This needn’t be the case. There are several things you can do to limit the disjointed feeling of running Wine apps in Ubuntu, and here are five of our suggestions.
1. Theme it
First up – theme it. Nothing screams ‘I am a hold over from your old OS’ like the battleship grey of Windows 95 that apps are coated in by default.
Make them look part of your desktop by applying a theme to them. If you use the default Ubuntu theme then installing this Ambiance theme is a must.
Theming can sometimes result in performance issues with Wine applications however using the above theme I’ve noticed none so far.
2. Font Smoothing
Sadly Wine doesn’t allow you to specify a ‘default’ font for use in Wine applications so we need to make the best of what is there – lets add some sub-pixel smoothing to make things look a little more presentable: –
- Open a Terminal
- Paste the following two commands separately
- This command downloads the script needed.
- wget http://files.polosatus.ru/winefontssmoothing_en.sh
- This command runs the script.
- bash winefontssmoothing_en.sh
- You’ll now see a screen with 4 options – you’ll want to choose option 3.
3. Accessible icons
Nothing enhances the disjointed desktop feeling as the long trekk to the Wine sub-menu to launch an application. Doing so shouldn’t be any different to your regular workflow. Sort it out by adding launchers for your Wine applications to the relevant menu’s and/or on to your desktop, dock or other launcher.
4. Use Vineyard for better configuration
Best way to help wine feel native is for it to go native. Vineyard does this by providing tight integration between Wine and the GNOME desktop.
A GTK ‘Wine Preferences’ application is inserted in System > Preferences. It’s infinitely easier to use than the standard Wine tool, offers up many more options and, lets face it, looks nicer to boot!
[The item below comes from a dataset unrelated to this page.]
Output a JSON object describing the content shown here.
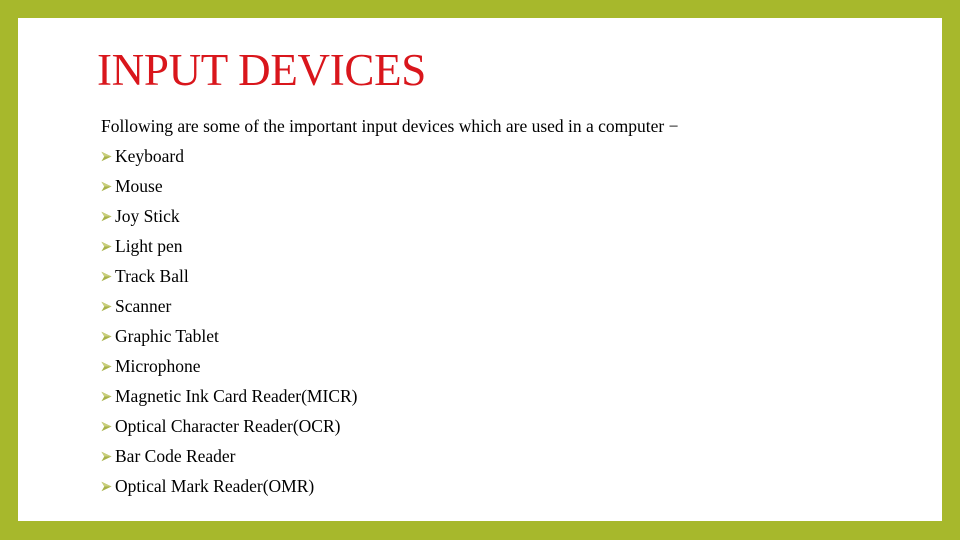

Right-clicking on a Wine application with Vineyard installed and heading to the properties menu also gives you quick access to configuration options – set the application to run under a different compatibility mode, virtual desktop & more.
5. Install Play On Linux – it’s like a Software Centre for Windows Apps
“PlayOnLinux is a piece of software which allows you to easily install and use numerous games and apps designed to run with Microsoft® Windows.” states the official blurb and it’s every bit as useful as it sounds.
Not only can you easily install application via it but uninstall them too!
Download @ http://www.playonlinux.com/en/download.html